The stinging guitar solo, however, took some work. “It had to be screaming, crying, melodic – and something people could hum,” Ford says. “It was all improv. I did a few passes because Mike was a perfectionist – ‘Do it again!’ I played it 'til it was the best I could do.” 

When it came time to record the vocal duet, Chapman arranged Ford and Ozzy face to face but separated them with a sheet of Plexiglas. “It was a standard duet – ‘I’ll sing the first half, you sing the second’ – so it didn’t take long to arrange the parts,” Ford says. “It was awesome. Ozzy and I had a great chemistry. We vibed off each other beautifully.” 

Hot Forever

Released in 1988, Lita performed well. Its first two singles, “Kiss Me Deadly” and “Back to the Cave,” set things up nicely for “Close My Eyes Forever,” which exploded out of the box on radio and MTV, propelling the album to Platinum status. 

“Some hit songs surprise you, but with this one, we would have been surprised if it wasn’t a hit,” Ford says. “It didn’t have to build. It was hot right away. Some things are just meant to be.” 

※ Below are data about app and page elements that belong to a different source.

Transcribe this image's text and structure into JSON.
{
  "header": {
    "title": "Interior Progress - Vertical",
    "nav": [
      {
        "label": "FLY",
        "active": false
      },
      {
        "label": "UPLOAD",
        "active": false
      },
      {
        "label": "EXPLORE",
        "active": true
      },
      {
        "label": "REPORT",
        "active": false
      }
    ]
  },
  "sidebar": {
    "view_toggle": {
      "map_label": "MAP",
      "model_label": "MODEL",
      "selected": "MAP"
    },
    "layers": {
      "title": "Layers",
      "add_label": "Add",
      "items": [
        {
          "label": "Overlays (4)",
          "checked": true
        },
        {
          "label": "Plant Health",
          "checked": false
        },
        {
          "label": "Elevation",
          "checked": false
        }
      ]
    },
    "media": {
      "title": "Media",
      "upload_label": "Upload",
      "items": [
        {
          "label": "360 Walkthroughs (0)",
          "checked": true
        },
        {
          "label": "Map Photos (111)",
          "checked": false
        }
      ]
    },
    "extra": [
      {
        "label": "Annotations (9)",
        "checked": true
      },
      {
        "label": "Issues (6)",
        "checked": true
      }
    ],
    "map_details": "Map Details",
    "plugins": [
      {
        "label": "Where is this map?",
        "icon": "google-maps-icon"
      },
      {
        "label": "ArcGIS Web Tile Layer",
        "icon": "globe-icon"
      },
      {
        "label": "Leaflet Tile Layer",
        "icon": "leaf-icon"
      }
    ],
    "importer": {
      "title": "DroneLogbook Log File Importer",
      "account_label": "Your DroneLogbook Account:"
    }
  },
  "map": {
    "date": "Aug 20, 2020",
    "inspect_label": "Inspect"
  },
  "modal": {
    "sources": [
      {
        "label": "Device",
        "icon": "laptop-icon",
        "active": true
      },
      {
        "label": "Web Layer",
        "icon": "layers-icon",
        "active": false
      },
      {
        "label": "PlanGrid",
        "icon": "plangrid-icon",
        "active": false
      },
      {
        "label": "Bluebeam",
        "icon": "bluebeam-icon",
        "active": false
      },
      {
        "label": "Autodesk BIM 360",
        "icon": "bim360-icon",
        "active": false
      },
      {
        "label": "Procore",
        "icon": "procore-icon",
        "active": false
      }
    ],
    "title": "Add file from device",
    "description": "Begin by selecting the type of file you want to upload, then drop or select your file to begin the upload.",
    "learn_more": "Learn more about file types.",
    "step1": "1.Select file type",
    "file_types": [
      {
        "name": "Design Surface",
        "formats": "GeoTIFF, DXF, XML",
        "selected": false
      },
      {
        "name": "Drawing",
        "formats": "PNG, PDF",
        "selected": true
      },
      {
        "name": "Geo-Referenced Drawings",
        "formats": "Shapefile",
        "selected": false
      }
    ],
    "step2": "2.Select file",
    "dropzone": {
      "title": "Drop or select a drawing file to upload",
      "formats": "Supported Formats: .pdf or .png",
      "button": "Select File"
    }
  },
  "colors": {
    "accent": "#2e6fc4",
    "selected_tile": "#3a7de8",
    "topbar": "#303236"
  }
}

Since its release, “Close My Eyes Forever” has been a fixture in Ford’s live shows. She performs the vocal duet with her longtime co-guitarist, Patrick Kennison. To replicate all of her guitar parts in concert, she utilizes a six-/12-string B.C. Rich Warlock double-neck. “Whenever I pull out the double-neck, the crowd goes crazy. They know what’s coming,” she says.

"I get chills every time I play it. When I look out at the audience, I see people with tears in their eyes as they sing along. It’s an incredible feeling to see that. I never thought a song of mine would have such a powerful impact on so many people. They tell me all the time how much it’s meant to them in their lives. And I have to say, I feel the same way. It means more to me now than ever.”

Joe is a freelance journalist who has, over the past few decades, interviewed hundreds of guitarists for Guitar WorldGuitar PlayerMusicRadar and Classic Rock. He is also a former editor of Guitar World, contributing writer for Guitar Aficionado and VP of A&R for Island Records. He’s an enthusiastic guitarist, but he’s nowhere near the likes of the people he interviews. Surprisingly, his skills are more suited to the drums. If you need a drummer for your Beatles tribute band, look him up.